This book bundles together three volumes in which Scottish Minister and Theologian David Dickson (c. 1583–1663) offers his commentary on the psalms, including A Brief Explication of the First Fifty Psalms, A Brief Explication of the Other Fifty Psalms, and A Brief Explication of the Last Fifty Psalms, all printed in this second edition in 1655. At the time of publication, Cromwell was Lord Protector in England, and Dickson was known for having played a role in the fight against episcopal rule of the Church of Scotland and having been present at the welcoming of Charles II there in 1650. He would refuse to take the Oath of Supremacy at the Restoration in 1660. These acts would presumably have been meaningful to the earliest owners of the book.
In 1759, when Mary Butler of Lancaster signed the book, this copy was over a hundred years old and Dickson’s part in the Civil Wars a distant memory. She signed her name with the addition of the phrase “her book” along with place and date and some flourishes underneath. Additional dates appear above her name with some faded signatures from previous owners.
I have not been able to trace who Mary Butler was, given that it is a common name. But explications of psalms had long been popular among Protestant women readers, who used them for contemplative purposes.
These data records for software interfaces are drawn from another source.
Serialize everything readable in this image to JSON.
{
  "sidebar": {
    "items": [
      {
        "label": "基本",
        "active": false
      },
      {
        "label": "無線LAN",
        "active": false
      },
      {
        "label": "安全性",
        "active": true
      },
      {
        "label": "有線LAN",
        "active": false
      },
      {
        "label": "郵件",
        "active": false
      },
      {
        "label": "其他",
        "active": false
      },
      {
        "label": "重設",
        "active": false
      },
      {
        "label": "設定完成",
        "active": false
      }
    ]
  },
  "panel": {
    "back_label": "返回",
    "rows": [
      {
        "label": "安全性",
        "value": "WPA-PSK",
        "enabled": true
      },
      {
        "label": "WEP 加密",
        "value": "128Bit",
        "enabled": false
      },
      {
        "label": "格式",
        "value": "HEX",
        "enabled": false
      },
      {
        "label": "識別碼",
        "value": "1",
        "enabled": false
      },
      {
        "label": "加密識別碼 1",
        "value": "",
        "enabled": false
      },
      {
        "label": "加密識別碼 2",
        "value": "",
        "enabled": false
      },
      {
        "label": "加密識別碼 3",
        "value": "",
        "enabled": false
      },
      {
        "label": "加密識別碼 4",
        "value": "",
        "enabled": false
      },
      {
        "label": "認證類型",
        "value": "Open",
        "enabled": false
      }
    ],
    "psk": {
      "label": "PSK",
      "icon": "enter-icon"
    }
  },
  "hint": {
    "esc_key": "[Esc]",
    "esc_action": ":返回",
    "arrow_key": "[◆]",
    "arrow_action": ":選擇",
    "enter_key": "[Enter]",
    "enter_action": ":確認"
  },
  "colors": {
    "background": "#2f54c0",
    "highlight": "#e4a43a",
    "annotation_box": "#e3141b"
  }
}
The first of the three works by Dickson was dedicated to two women, Margaret Douglas, the Marchioness of Argyle (1610–c. 1678), and her daughter Lady Anne Campbell (d. before 1660), the wife and daughter of Scotland’s de-facto leader during the Interregnum. In it, Dickson specifically addresses the mother-daughter bond in ways that must have appealed to female readers of different generations:
the daughter finding her self led by her Mothers hand, in her tender youth unto Christ the Saviour, looketh on her as her mother twice; and the Mother having power and place to draw the vaile of her daughters virginall modesty, retirednesse, and prudence, which concealeth much of the lustre of accomplishments from the sight of others who stand at a greater distance, doth look upon her notable endowments, and growing graces, as more then a recompence of all the paines sustained in bringing forth, and bestowed upon education of such a plant so wel fitted for that which is most desirable in earth and heaven(Sig. A3v)
Though I have not found more female signatures in it, this particular copy of Dickson’s work was clearly much read and has been heavily annotated with notes in what looks like a different hand from Mary Butler’s.
Like other devotional books, this copy shows that it was used for many years and passed down generations of readers, which included women.